-- Available data follows --
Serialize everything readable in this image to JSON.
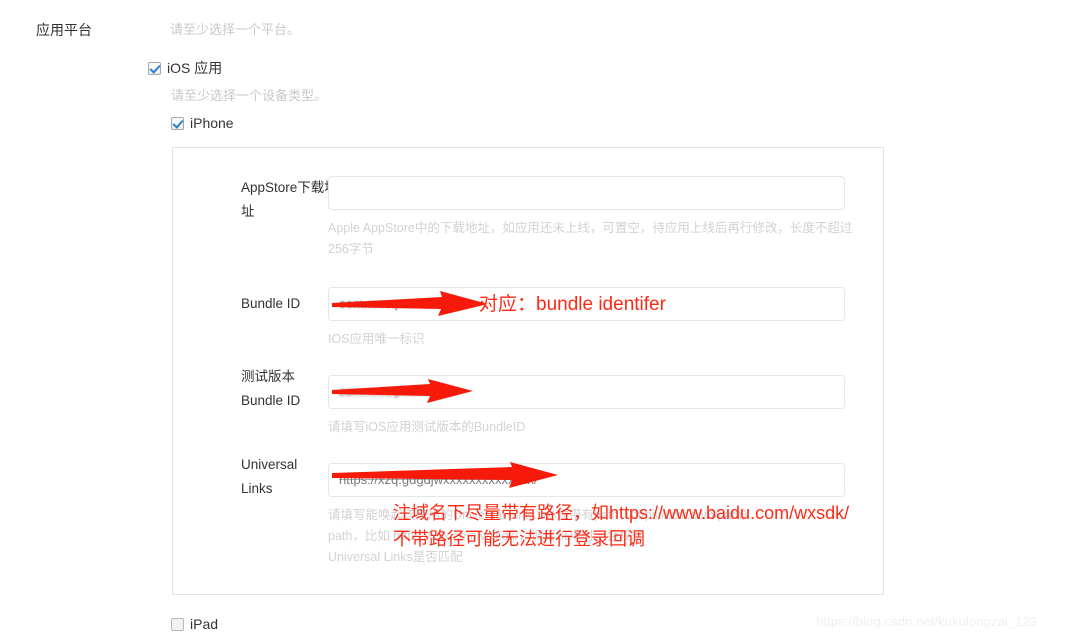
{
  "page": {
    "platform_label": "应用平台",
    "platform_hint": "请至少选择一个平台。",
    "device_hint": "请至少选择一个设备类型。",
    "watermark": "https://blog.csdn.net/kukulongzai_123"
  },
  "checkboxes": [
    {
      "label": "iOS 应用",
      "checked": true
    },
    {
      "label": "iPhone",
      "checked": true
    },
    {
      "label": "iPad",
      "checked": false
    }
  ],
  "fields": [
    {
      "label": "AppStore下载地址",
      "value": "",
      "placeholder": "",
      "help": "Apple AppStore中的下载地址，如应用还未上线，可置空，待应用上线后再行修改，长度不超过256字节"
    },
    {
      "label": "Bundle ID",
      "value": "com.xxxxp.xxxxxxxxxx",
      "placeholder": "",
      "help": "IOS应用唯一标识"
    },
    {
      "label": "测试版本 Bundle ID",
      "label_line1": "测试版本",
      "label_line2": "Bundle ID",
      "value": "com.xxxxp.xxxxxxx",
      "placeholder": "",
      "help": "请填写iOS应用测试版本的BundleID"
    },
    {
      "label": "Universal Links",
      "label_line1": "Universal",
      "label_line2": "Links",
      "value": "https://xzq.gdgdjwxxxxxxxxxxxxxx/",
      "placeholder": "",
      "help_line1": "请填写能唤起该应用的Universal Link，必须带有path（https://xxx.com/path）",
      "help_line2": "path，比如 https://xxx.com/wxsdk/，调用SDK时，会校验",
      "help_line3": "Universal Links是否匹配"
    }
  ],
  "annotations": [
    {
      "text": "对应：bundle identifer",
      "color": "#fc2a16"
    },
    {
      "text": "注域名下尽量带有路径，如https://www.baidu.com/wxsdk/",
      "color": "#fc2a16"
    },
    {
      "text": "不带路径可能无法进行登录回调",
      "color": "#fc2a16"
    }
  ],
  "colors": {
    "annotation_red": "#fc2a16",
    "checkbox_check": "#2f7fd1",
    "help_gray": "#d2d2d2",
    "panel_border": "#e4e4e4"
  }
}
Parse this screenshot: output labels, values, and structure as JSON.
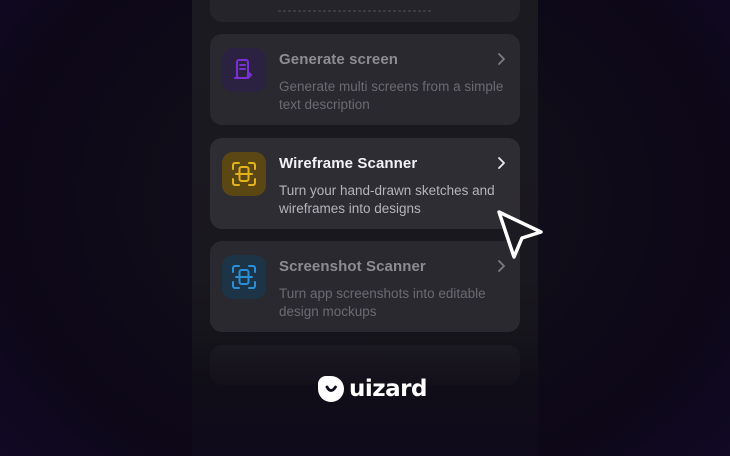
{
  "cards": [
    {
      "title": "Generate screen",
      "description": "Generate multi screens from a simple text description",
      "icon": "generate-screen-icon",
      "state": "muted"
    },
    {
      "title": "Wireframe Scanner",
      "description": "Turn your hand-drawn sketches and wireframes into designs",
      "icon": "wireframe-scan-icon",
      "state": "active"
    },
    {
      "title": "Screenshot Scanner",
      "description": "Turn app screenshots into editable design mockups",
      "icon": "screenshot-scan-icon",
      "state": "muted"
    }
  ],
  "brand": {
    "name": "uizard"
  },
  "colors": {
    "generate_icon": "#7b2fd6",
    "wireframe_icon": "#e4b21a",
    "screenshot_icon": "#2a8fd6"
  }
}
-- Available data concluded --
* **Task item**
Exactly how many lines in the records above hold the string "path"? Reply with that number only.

* **Answer to the problem**
2